Summed up

  • 2000-03-23
POWER TALKS CONTINUE: Only issues connected with the future of the oil shale company Eesti Polevkivi remained to be settled during talks for the privatization of power plant Narva Elektrijaamad, and all contracts connected with the deal should be completed in mid-April, Hillar Lauri, representing NRG Energy, said. Lauri said that on March 15 the delegations discussed agreement on the oil shale mining targets. Lauri said that issues connected with Eesti Polevkivi should be settled in three weeks, and then it will become possible to establish the price of electricity.

TRADING PALS?: Estonia may get most-favored nation status from Russia even before Russia becomes member of the World Trade Organization. Tiit Matsulevits, Estonian ambassador to Russia, said that economic interest groups connected with acting President Vladimir Putin are inducing Russia to move ahead. Estonia is one of the few countries in Europe with which Russia has not chosen to have most favored nation status. Estonian diplomats have earlier expressed the hope that the situation will be solved by Estonia's membership in the WTO, because Russia is also aspiring to become a member of the organization. It is unlikely, however, that Russia will become a member of the WTO before 2003.

SEEING STARS: A classification commission found on March 16 Tallinn's Grand Hotel Mercure and Park Hotel to be up to the four star standard. Tourism Office deputy general director Anne Hermlin said that the commission also discussed an application by Hotel St. Petersburg, but found that it will comply with four star requirements after certain upgrades on services to disabled clients. In the near future, the commission will decide on the assignment of two stars to the Kuressaare Sanatoorium Hotel.

TWICE AS MANY ESTONIANS ON INTERNET: Up to the end of the year, the three Baltic states will have about 850,000 Internet users in total, Einars Bindemanis, president of ISP Delfi said.
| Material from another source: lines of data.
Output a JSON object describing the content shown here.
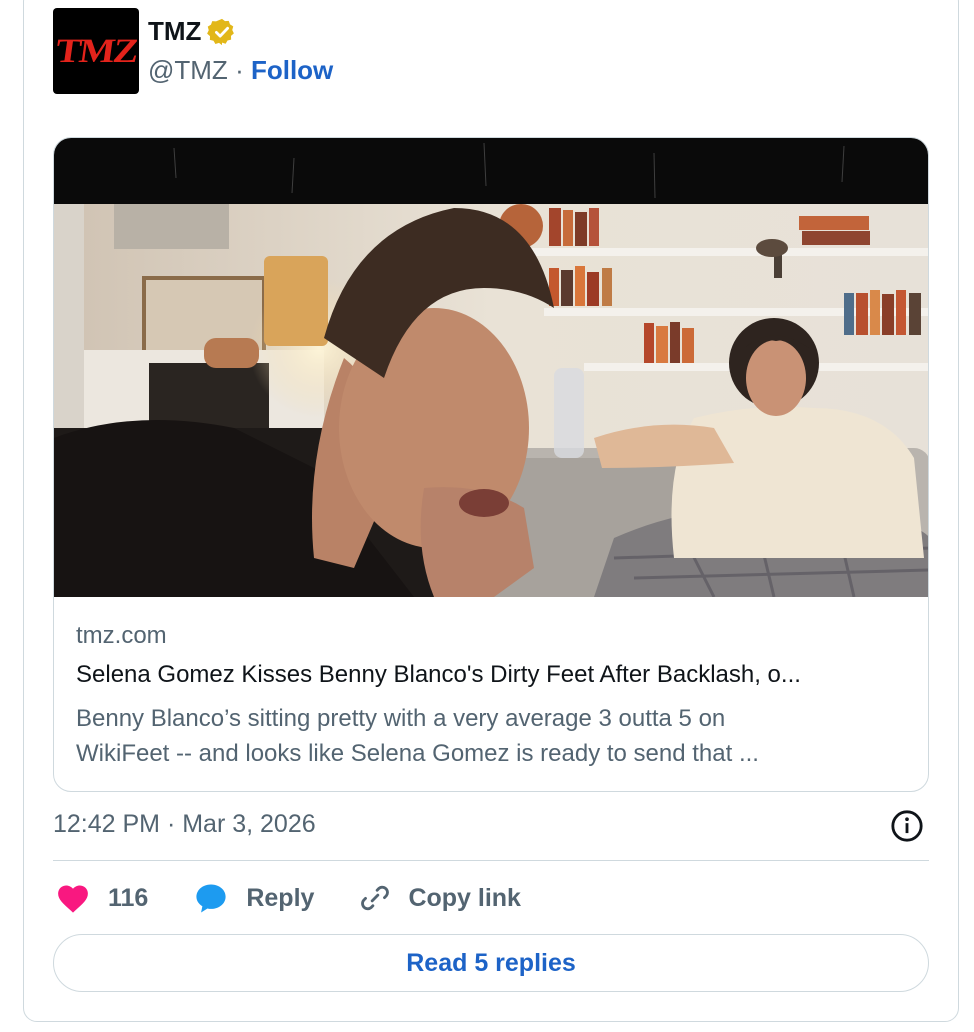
{
  "author": {
    "name": "TMZ",
    "handle": "@TMZ",
    "separator": "·",
    "follow_label": "Follow",
    "avatar_text": "TMZ"
  },
  "card": {
    "domain": "tmz.com",
    "title": "Selena Gomez Kisses Benny Blanco's Dirty Feet After Backlash, o...",
    "description_line1": "Benny Blanco’s sitting pretty with a very average 3 outta 5 on",
    "description_line2": "WikiFeet -- and looks like Selena Gomez is ready to send that ..."
  },
  "timestamp": "12:42 PM · Mar 3, 2026",
  "actions": {
    "like_count": "116",
    "reply_label": "Reply",
    "copy_link_label": "Copy link"
  },
  "read_replies_label": "Read 5 replies",
  "colors": {
    "accent": "#1d63c7",
    "like": "#f91880",
    "reply_bubble": "#1d9bf0",
    "verified": "#e2b719",
    "muted_text": "#536471",
    "border": "#cfd9de"
  }
}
Currently about 280,000 Internet users are located in the Baltic countries, of which Estonia has 150,000, Latvia, 70,000 and Lithuania, 60,000. A major boost on the Internet market can be expected in Latvia and Lithuania, because of comparatively small figures at this time, Bindemanis said.
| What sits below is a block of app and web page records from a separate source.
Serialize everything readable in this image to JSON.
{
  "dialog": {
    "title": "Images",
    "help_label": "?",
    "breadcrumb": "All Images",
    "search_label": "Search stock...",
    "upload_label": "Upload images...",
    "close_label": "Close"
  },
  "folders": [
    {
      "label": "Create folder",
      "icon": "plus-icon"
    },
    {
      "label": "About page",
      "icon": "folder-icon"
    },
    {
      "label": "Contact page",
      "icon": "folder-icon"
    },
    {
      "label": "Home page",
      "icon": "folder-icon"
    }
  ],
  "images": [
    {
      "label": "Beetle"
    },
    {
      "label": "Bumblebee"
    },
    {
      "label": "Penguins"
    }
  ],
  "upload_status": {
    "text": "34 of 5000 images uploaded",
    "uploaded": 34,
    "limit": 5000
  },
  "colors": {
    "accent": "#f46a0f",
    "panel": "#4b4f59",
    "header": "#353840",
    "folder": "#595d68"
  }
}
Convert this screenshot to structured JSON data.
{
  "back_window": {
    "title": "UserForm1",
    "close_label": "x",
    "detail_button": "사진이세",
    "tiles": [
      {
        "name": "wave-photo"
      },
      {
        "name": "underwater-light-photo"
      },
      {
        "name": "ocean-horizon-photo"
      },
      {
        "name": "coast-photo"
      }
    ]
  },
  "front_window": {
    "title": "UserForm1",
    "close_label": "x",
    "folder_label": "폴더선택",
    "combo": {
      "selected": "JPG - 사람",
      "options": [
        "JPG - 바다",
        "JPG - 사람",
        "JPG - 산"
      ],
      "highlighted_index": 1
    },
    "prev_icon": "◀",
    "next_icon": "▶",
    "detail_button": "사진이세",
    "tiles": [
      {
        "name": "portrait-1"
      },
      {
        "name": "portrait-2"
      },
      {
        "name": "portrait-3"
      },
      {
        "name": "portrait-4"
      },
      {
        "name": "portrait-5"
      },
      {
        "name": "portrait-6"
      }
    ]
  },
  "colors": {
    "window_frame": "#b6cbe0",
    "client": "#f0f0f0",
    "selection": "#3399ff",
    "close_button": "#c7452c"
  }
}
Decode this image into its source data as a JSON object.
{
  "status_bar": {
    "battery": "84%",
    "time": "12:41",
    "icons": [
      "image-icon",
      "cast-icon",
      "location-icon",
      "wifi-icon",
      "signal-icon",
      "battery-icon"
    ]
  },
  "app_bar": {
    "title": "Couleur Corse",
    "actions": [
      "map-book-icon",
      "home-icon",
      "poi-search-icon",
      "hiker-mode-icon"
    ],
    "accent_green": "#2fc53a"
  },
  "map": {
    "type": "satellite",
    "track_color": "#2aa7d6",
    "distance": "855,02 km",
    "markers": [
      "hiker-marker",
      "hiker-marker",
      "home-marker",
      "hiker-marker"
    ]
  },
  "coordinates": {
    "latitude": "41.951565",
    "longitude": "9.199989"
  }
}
BAD NEWS ON ST PADDY'S: MeritaNordbanken Latvia concluded business last year with losses at 1,268,000 lats ($2.15 million), the bank's president, Esa Toumi, said on March 17. He attributed the losses to continued allocation of resources for the bank's development and creation of accruals.

PREATONI SELLS INVESTORS ON VEF:A new commercial center of 46,000 m2 from Italian entrepreneur Ernesto Preatoni's company on the property of the former VEF factory will be opened in the spring of 2002. All in all, $60 million- $65 million will be invested in the center, and 1,000 people will be employed daily, Preatoni announced March 16. Plans envisage a supermarket, several specialty stores, a mall of 70-100 small and medium-sized stores, cafes and restaurants, as well as 10 cinemas and recreation areas. A tender for construction will be announced this summer.

COMMERCIAL REGISTER GOES TECH: Faster client service and better transparency are the this year's key objectives for Estonia's commercial register which has been criticised for red tape and slow handling of requests, business daily Aripaev reported March 17. According to Viljar Peep, head of the register service, the register plans to invest in information technology so that with the help of computers, the register will be able to speed up handling of inquiries on company backgrounds. When the data is computerized, it should be possible to publicly follow processing of commercial registry documents via Internet.

PENSIONS SORTED OUT: The Lithuanian and Belarussian Ministries of Social Security and Labor signed an agreement on the procedure of calculating, transferring and payment of pensions and allowances in Vilnius on March 17. The agreement had to be signed in compliance with the provisions in the Lithuanian-Belarussian agreement on social security, the ministry's press center reported. The agreement stipulates that pensions and allowances are calculated by respective institutions in both countries in compliance with the existing laws and regulations. When a pensioner moves to another country, his pension is transferred to the country of his residence. In cases when a person spent part of his working life one country paying towards his pension and then moved to another country, the old age pension is calculated jointly by both countries according to the respective laws of each country.